My name is Mandika. I’m 25 years old. I grew up on the outskirts of Nagpur. My father is a labourer (he earns $80Au per month – barely enough to feed our family). I finished my 12th school exams and then ran away with my boyfriend (now husband), he is a hair dresser in a village outside Nagpur. We were happy for many years together, although money was always tight
My family was very shocked by my actions, in a society where 80% of marriages are arranged. They found it hard to accept my husband and didn’t talk to me for many years. They felt I brought shame on the family.
My problems began when I got pregnant. After 6mths my child miscarried. I was really devastated. After a year I again got pregnant. In my 7th month I got pre-eclampsia and miscarried. At that time my kidneys were severely damaged. Now, 6 months later both my kidneys have failed and I have to come every 10 days to the government hospital where I spend a day having all my blood pumped out of my body into a machine that purifies it. Apparently the prognosis on my life expectancy is not good. Maybe I have 1-2 years left. There is a high rate of infection in government hospitals.
The social worker from Bodhicitta Foundation asked me if I have any dreams left for my life. The answer is I don’t. I’m satisfied with what I had – 6 happy years with the man I love. My husband and I still talk on the phone, but he says he know’s I’m dying and he can’t watch me die. It’s also very expensive for him to get me medicines. I’m very sad about him leaving me.
Now I’m back home with my parents. They are not happy I’m here and my father doesn’t speak to me, but at least I have a place to stay. My little brother has been amazing. He takes me to the hospital. He is studying at University. He rides two hours a day and brings me food, even though he has hardly any money. He has been trying to find a kidney donor or a private hospital that will offer free dialysis. But it doesn’t look good.

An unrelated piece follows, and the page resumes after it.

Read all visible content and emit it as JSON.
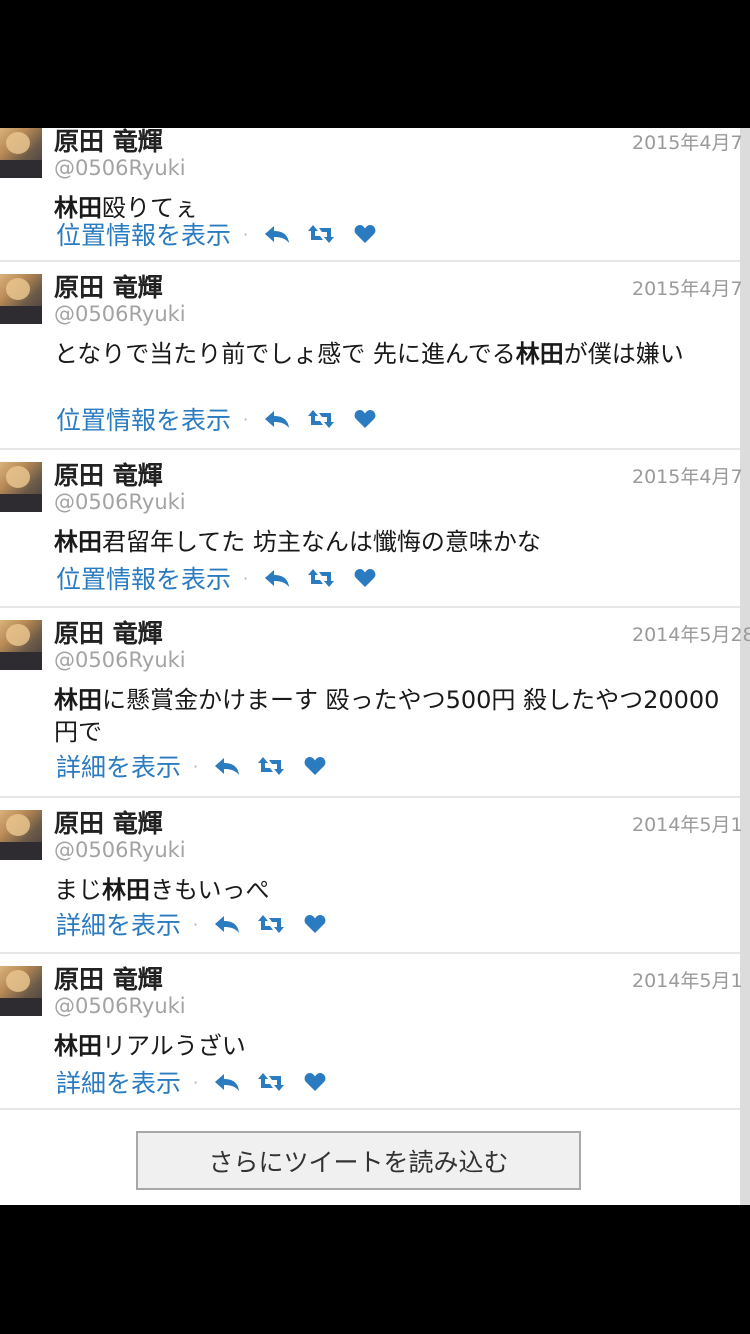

We all have to die. I am only 25, and I don’t want to die. I wish I had had a child and could be with my husband. But I have accepted my situation. We all have to let go in the end. There is peace in that. Take good care of each moment that is left to you friends, for life is fleeting. Don’t waste your life in distraction. Do good and cherish the people who love you. Try to live fully. I am grateful for the permanent line surgery Bodhicitta has given so I can access dialysis more safely.